§ **YOUR TASK**: Every line of the data must appear again in the answer, exactly as written.

§ **SOURCE MATERIAL**:
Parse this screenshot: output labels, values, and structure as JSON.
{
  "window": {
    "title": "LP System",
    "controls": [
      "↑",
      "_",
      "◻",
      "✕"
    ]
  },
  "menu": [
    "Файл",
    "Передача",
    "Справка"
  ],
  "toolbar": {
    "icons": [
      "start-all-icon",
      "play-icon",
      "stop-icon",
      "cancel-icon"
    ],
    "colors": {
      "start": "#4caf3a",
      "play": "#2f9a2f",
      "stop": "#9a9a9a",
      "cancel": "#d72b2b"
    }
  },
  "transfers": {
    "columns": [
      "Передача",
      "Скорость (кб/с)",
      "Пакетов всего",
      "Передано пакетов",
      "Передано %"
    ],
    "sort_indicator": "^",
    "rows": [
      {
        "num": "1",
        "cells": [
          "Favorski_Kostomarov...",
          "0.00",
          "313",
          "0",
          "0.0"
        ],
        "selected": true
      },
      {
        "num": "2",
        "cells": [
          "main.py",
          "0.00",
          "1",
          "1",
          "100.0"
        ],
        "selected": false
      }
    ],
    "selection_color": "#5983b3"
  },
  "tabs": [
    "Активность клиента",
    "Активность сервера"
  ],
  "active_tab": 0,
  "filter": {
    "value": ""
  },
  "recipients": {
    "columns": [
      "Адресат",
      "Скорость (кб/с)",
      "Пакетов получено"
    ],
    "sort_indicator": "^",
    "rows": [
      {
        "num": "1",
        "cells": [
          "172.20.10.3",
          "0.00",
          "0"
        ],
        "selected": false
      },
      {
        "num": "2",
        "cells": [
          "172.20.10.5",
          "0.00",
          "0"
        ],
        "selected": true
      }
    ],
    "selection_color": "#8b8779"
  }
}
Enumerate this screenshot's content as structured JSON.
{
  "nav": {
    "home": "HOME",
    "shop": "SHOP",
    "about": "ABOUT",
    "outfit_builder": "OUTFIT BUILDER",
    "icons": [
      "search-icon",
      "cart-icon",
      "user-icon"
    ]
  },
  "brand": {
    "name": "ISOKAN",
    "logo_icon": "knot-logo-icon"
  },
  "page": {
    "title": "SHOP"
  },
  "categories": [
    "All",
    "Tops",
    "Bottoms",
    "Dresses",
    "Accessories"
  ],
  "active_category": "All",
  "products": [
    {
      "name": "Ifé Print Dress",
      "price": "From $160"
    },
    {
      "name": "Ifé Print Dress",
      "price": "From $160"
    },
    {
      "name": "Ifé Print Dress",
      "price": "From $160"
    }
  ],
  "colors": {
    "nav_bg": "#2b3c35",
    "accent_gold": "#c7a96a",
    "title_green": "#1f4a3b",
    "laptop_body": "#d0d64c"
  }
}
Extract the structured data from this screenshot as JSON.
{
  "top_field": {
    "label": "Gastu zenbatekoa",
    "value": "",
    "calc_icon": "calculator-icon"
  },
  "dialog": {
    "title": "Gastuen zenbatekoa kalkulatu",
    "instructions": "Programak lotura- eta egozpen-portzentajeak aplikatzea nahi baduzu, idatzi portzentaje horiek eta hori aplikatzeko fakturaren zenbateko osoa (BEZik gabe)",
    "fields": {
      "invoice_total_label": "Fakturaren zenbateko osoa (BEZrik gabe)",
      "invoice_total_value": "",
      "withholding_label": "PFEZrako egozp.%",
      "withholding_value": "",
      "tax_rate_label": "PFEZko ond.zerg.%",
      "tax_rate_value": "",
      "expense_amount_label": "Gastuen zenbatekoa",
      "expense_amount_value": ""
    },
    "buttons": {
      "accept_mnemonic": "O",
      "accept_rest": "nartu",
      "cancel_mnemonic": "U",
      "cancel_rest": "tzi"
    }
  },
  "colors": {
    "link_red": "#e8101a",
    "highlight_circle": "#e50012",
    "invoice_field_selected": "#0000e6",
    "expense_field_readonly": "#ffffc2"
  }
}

§ **ANSWER TO THIS TASK**:
Parse this screenshot: output labels, values, and structure as JSON.
{
  "window": {
    "title": "LP System",
    "controls": [
      "↑",
      "_",
      "◻",
      "✕"
    ]
  },
  "menu": [
    "Файл",
    "Передача",
    "Справка"
  ],
  "toolbar": {
    "icons": [
      "start-all-icon",
      "play-icon",
      "stop-icon",
      "cancel-icon"
    ],
    "colors": {
      "start": "#4caf3a",
      "play": "#2f9a2f",
      "stop": "#9a9a9a",
      "cancel": "#d72b2b"
    }
  },
  "transfers": {
    "columns": [
      "Передача",
      "Скорость (кб/с)",
      "Пакетов всего",
      "Передано пакетов",
      "Передано %"
    ],
    "sort_indicator": "^",
    "rows": [
      {
        "num": "1",
        "cells": [
          "Favorski_Kostomarov...",
          "0.00",
          "313",
          "0",
          "0.0"
        ],
        "selected": true
      },
      {
        "num": "2",
        "cells": [
          "main.py",
          "0.00",
          "1",
          "1",
          "100.0"
        ],
        "selected": false
      }
    ],
    "selection_color": "#5983b3"
  },
  "tabs": [
    "Активность клиента",
    "Активность сервера"
  ],
  "active_tab": 0,
  "filter": {
    "value": ""
  },
  "recipients": {
    "columns": [
      "Адресат",
      "Скорость (кб/с)",
      "Пакетов получено"
    ],
    "sort_indicator": "^",
    "rows": [
      {
        "num": "1",
        "cells": [
          "172.20.10.3",
          "0.00",
          "0"
        ],
        "selected": false
      },
      {
        "num": "2",
        "cells": [
          "172.20.10.5",
          "0.00",
          "0"
        ],
        "selected": true
      }
    ],
    "selection_color": "#8b8779"
  }
}
Enumerate this screenshot's content as structured JSON.
{
  "nav": {
    "home": "HOME",
    "shop": "SHOP",
    "about": "ABOUT",
    "outfit_builder": "OUTFIT BUILDER",
    "icons": [
      "search-icon",
      "cart-icon",
      "user-icon"
    ]
  },
  "brand": {
    "name": "ISOKAN",
    "logo_icon": "knot-logo-icon"
  },
  "page": {
    "title": "SHOP"
  },
  "categories": [
    "All",
    "Tops",
    "Bottoms",
    "Dresses",
    "Accessories"
  ],
  "active_category": "All",
  "products": [
    {
      "name": "Ifé Print Dress",
      "price": "From $160"
    },
    {
      "name": "Ifé Print Dress",
      "price": "From $160"
    },
    {
      "name": "Ifé Print Dress",
      "price": "From $160"
    }
  ],
  "colors": {
    "nav_bg": "#2b3c35",
    "accent_gold": "#c7a96a",
    "title_green": "#1f4a3b",
    "laptop_body": "#d0d64c"
  }
}
Extract the structured data from this screenshot as JSON.
{
  "top_field": {
    "label": "Gastu zenbatekoa",
    "value": "",
    "calc_icon": "calculator-icon"
  },
  "dialog": {
    "title": "Gastuen zenbatekoa kalkulatu",
    "instructions": "Programak lotura- eta egozpen-portzentajeak aplikatzea nahi baduzu, idatzi portzentaje horiek eta hori aplikatzeko fakturaren zenbateko osoa (BEZik gabe)",
    "fields": {
      "invoice_total_label": "Fakturaren zenbateko osoa (BEZrik gabe)",
      "invoice_total_value": "",
      "withholding_label": "PFEZrako egozp.%",
      "withholding_value": "",
      "tax_rate_label": "PFEZko ond.zerg.%",
      "tax_rate_value": "",
      "expense_amount_label": "Gastuen zenbatekoa",
      "expense_amount_value": ""
    },
    "buttons": {
      "accept_mnemonic": "O",
      "accept_rest": "nartu",
      "cancel_mnemonic": "U",
      "cancel_rest": "tzi"
    }
  },
  "colors": {
    "link_red": "#e8101a",
    "highlight_circle": "#e50012",
    "invoice_field_selected": "#0000e6",
    "expense_field_readonly": "#ffffc2"
  }
}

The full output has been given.